The judgment is affirmed.
1. Naus was also convicted of certain weapons offenses not germane to this appeal.
FOOTNOTE. See footnote *, ante.
FOOTNOTE. See footnote *, ante.
5. Penal Code section 246 provides:“Any person who shall maliciously and willfully discharge a firearm at an inhabited dwelling house, occupied building, occupied motor vehicle, occupied aircraft, inhabited housecar, as defined in Section 362 of the Vehicle Code, or inhabited camper, as defined in Section 243 of the Vehicle Code, is guilty of a felony, and upon conviction shall be punished by imprisonment in the state prison for three, five, or seven years, or by imprisonment in the county jail for a term of not less than six months and not exceeding one year.“As used in this section, ‘inhabited’ means currently being used for dwelling purposes, whether occupied or not.”Although the above reflects the current version of Penal Code section 246, the statute in effect in 1978 was, for all purposes pertinent here, identical.

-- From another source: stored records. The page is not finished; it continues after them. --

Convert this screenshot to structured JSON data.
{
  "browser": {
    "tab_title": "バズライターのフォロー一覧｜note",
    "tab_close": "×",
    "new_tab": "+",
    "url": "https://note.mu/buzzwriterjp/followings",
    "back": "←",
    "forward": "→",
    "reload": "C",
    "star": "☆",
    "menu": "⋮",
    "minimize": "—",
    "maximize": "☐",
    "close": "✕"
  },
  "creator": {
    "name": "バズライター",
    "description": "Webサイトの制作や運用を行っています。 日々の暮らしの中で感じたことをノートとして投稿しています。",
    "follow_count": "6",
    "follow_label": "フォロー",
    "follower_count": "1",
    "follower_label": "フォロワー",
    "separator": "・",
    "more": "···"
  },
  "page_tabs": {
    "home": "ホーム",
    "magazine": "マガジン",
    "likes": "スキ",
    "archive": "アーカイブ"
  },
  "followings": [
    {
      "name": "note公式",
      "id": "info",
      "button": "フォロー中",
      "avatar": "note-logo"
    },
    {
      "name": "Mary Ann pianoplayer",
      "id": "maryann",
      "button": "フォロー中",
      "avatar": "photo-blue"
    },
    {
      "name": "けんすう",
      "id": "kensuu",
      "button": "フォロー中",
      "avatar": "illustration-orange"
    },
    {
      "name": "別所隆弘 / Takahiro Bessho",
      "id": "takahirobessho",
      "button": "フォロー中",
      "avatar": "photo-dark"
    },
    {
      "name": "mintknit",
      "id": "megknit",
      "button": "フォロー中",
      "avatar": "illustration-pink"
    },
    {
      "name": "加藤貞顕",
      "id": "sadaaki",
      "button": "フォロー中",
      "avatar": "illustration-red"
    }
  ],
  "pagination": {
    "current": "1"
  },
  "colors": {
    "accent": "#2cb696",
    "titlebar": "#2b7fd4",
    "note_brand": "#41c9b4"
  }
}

6. Actually, Garrett involved the prior conviction of conspiracy to possess an illegal weapon. However, the appellate court recognized the critical question was whether the “object of the conspiracy involved moral turpitude.” (195 Cal.App.3d at p. 799, 241 Cal.Rptr. 10.)
7. The cases cited are as follows: People v. Castro, supra, 38 Cal.3d 301, 317, 211 Cal.Rptr. 719, 696 P.2d 111, “simple” possession of drugs; People v. Solis, supra, 172 Cal.App.3d 877, 883, 218 Cal.Rptr. 469, involuntary manslaughter; People v. Mansfield, supra, 200 Cal.App.3d 82, 88–89, 245 Cal.Rptr. 800, battery; People v. Thomas, supra, 206 Cal.App.3d 689, 694, 254 Cal.Rptr. 15, “simple” assault; People v. Cornelio (1989) 207 Cal.App.3d 1580, 1584–1585, 255 Cal.Rptr. 775, “simple” false imprisonment.
BUCKLEY, Associate Justice.
STONE (W.A.), Acting P.J., and DIBIASO, J., concur.